■ Aim of the task: If a line in the entries below includes "hash", show that line.

─── Working data

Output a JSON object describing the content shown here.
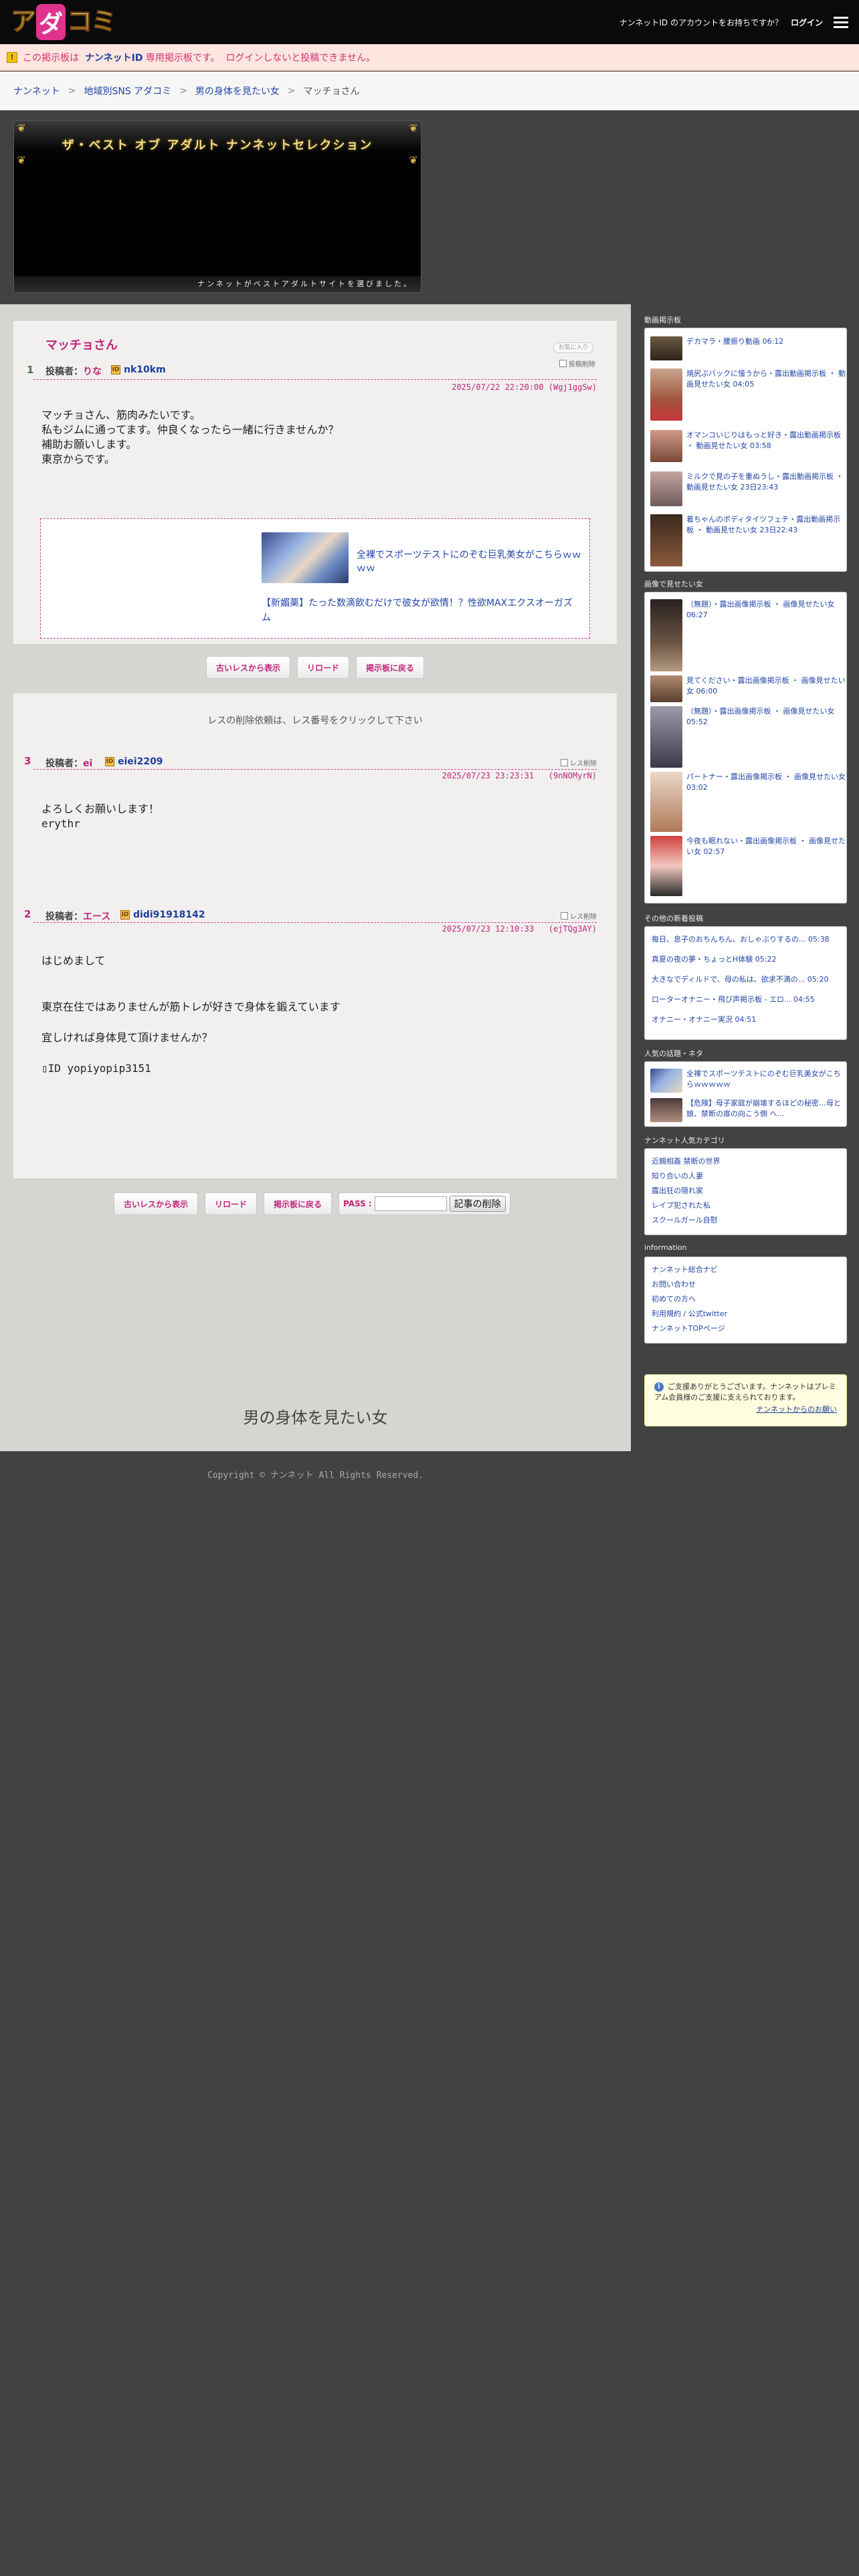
{
  "header": {
    "logo_text": "アダコミ",
    "account_question": "ナンネットID のアカウントをお持ちですか？",
    "login_label": "ログイン"
  },
  "notice": {
    "icon": "!",
    "part1": "この掲示板は",
    "highlight": "ナンネットID",
    "part2": "専用掲示板です。",
    "login": "ログイン",
    "part3": "しないと投稿できません。"
  },
  "breadcrumb": [
    "ナンネット",
    "地域別SNS アダコミ",
    "男の身体を見たい女",
    "マッチョさん"
  ],
  "banner": {
    "title": "ザ・ベスト オブ アダルト ナンネットセレクション",
    "subtitle": "ナンネットがベストアダルトサイトを選びました。"
  },
  "thread": {
    "title": "マッチョさん",
    "post_number": "1",
    "author_label": "投稿者：",
    "author": "りな",
    "badge": "ID",
    "user_id": "nk10km",
    "report_label": "お気に入り",
    "delete_check": "投稿削除",
    "datetime": "2025/07/22 22:20:00",
    "hash": "(Wgj1ggSw)",
    "body": "マッチョさん、筋肉みたいです。\n私もジムに通ってます。仲良くなったら一緒に行きませんか？\n補助お願いします。\n東京からです。",
    "ad_text1": "全裸でスポーツテストにのぞむ巨乳美女がこちらｗｗｗｗ",
    "ad_text2": "【新媚薬】たった数滴飲むだけで彼女が欲情！？性欲MAXエクスオーガズム"
  },
  "buttons": {
    "older": "古いレスから表示",
    "reload": "リロード",
    "back": "掲示板に戻る",
    "pass": "PASS",
    "delete_post": "記事の削除"
  },
  "responses": {
    "delete_note": "レスの削除依頼は、レス番号をクリックして下さい",
    "items": [
      {
        "number": "3",
        "author_label": "投稿者：",
        "author": "ei",
        "badge": "ID",
        "user_id": "eiei2209",
        "delete_check": "レス削除",
        "datetime": "2025/07/23 23:23:31",
        "hash": "(9nNOMyrN)",
        "body": "よろしくお願いします！\nerythr"
      },
      {
        "number": "2",
        "author_label": "投稿者：",
        "author": "エース",
        "badge": "ID",
        "user_id": "didi91918142",
        "delete_check": "レス削除",
        "datetime": "2025/07/23 12:10:33",
        "hash": "(ejTQg3AY)",
        "body": "はじめまして\n\n\n東京在住ではありませんが筋トレが好きで身体を鍛えています\n\n宜しければ身体見て頂けませんか？\n\n▯ID yopiyopip3151"
      }
    ]
  },
  "footer_title": "男の身体を見たい女",
  "copyright": "Copyright © ナンネット All Rights Reserved.",
  "sidebar": {
    "video_board": {
      "heading": "動画掲示板",
      "items": [
        "デカマラ・腰振り動画 06:12",
        "焼尻ぷバックに憧うから・露出動画掲示板 ・ 動画見せたい女 04:05",
        "オマンコいじりはもっと好き・露出動画掲示板 ・ 動画見せたい女 03:58",
        "ミルクで見の子を重ぬうし・露出動画掲示板 ・ 動画見せたい女 23日23:43",
        "着ちゃんのボディタイツフェチ・露出動画掲示板 ・ 動画見せたい女 23日22:43"
      ]
    },
    "image_board": {
      "heading": "画像で見せたい女",
      "items": [
        "（無題）・露出画像掲示板 ・ 画像見せたい女 06:27",
        "見てください・露出画像掲示板 ・ 画像見せたい女 06:00",
        "（無題）・露出画像掲示板 ・ 画像見せたい女 05:52",
        "パートナー・露出画像掲示板 ・ 画像見せたい女 03:02",
        "今夜も眠れない・露出画像掲示板 ・ 画像見せたい女 02:57"
      ]
    },
    "new_posts": {
      "heading": "その他の新着投稿",
      "items": [
        "毎日、息子のおちんちん、おしゃぶりするの... 05:38",
        "真夏の夜の夢・ちょっとH体験 05:22",
        "大きなでディルドで、母の私は、欲求不満の... 05:20",
        "ローターオナニー・飛び声掲示板 - エロ... 04:55",
        "オナニー・オナニー実況 04:51"
      ]
    },
    "popular": {
      "heading": "人気の話題・ネタ",
      "items": [
        "全裸でスポーツテストにのぞむ巨乳美女がこちらｗｗｗｗｗ",
        "【危険】母子家庭が崩壊するほどの秘密…母と娘、禁断の扉の向こう側 へ…"
      ]
    },
    "categories": {
      "heading": "ナンネット人気カテゴリ",
      "items": [
        "近親相姦 禁断の世界",
        "知り合いの人妻",
        "露出狂の隠れ家",
        "レイプ犯された私",
        "スクールガール自慰"
      ]
    },
    "information": {
      "heading": "information",
      "items": [
        "ナンネット総合ナビ",
        "お問い合わせ",
        "初めての方へ",
        "利用規約 / 公式twitter",
        "ナンネットTOPページ"
      ]
    },
    "support": {
      "text": "ご支援ありがとうございます。ナンネットはプレミアム会員様のご支援に支えられております。",
      "link": "ナンネットからのお願い"
    }
  }
}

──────

■ Answer to the problem:
    "hash": "(Wgj1ggSw)",
        "hash": "(9nNOMyrN)",
        "hash": "(ejTQg3AY)",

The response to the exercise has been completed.